Exceptions allow some construction sites to operate during 'stay at home' order

SEATTLE -- The governor’s “stay at home” order prevents most construction projects throughout the state from continuing, however there are a few exceptions that allow some sites to operate.

Viewers reached out to Q13 News with concerns of a construction site still active in Lacey.

According to the governor’s order, in general, construction is not seen as an essential activity.

Construction site owner, Ken Brogan, says the work his crew is doing is essential.

Brogan says he’s received calls from at least one person concerned over his site.

“It doesn’t offend me. We’re badgered a little bit,” said Brogan.

Brogan says his project operated for months with more than a hundred employees, then COVID-19 hit. Now, the site is down to just about a dozen people.

“We recognize that spoliation is on our sites, and the public doesn’t. When the public drives by and they see I have 10 or 15 guys on the site, and they see my construction sign, they’re going to call my office, I think, and express their concern,” said Brogan.

He says the work his limited crew is still doing on site is to prevent damage to the construction project that natural elements like rain may cause, as well as working to clean up the site to keep it safe for the public.

Under the governor’s guidance for construction sites, this is an allowable reason to continue work on the site.

Brogan says it will take a couple of weeks to finish the spoliation prevention work, as well as the other clean up. After that, they will lock up the site and wait for permission to continue work as normal.

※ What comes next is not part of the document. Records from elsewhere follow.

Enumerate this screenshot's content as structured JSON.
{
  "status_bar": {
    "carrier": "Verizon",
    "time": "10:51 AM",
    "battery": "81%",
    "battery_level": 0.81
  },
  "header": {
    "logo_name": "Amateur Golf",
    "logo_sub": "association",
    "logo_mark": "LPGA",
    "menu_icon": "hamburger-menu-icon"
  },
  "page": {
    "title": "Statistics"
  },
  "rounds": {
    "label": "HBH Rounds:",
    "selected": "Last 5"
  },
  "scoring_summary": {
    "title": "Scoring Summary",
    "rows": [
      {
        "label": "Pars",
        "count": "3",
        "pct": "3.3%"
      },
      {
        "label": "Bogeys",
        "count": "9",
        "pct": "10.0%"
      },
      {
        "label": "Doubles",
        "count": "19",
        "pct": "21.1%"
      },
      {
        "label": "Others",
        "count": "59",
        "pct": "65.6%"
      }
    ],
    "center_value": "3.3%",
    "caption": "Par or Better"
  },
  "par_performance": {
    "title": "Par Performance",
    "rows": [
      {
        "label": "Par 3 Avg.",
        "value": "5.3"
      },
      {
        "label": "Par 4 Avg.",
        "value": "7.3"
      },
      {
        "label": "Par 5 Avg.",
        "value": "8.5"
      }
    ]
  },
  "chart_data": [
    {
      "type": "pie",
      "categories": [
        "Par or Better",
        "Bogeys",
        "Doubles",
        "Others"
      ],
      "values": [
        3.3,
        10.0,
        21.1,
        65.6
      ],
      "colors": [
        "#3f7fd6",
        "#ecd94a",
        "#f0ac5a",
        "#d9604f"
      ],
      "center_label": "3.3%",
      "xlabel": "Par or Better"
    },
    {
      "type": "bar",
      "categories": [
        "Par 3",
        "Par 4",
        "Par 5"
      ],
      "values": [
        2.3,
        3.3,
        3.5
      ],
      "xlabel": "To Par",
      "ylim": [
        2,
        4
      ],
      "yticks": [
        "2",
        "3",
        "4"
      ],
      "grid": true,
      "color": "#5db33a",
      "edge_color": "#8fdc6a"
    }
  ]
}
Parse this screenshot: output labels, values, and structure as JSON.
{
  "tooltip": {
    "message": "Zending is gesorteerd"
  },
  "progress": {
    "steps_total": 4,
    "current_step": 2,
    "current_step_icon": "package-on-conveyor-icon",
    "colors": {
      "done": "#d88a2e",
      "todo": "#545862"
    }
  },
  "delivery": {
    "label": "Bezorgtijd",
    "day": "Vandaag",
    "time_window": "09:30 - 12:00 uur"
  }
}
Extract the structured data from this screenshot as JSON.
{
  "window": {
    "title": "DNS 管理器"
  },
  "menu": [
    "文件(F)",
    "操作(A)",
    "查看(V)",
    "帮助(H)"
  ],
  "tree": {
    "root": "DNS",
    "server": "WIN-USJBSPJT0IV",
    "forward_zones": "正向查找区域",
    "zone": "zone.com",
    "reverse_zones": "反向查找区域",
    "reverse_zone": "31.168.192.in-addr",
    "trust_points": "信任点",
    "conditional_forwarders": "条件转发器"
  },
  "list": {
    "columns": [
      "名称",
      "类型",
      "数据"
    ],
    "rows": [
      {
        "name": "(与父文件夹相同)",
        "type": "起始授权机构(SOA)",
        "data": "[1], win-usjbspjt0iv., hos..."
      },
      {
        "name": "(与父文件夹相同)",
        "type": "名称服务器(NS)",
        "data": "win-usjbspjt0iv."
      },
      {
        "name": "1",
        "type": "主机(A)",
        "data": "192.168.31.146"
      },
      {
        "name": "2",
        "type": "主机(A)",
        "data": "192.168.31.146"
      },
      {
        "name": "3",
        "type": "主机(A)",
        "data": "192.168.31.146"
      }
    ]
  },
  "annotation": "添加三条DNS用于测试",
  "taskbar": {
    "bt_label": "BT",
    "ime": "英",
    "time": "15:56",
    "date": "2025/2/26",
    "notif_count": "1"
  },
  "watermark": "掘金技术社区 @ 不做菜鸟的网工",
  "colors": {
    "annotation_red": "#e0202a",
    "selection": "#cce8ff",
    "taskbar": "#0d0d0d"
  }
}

The governor also considers construction related to essential activities described in the order, or construction furthering a public purpose, or government function (for instance public housing) as exceptions to the order.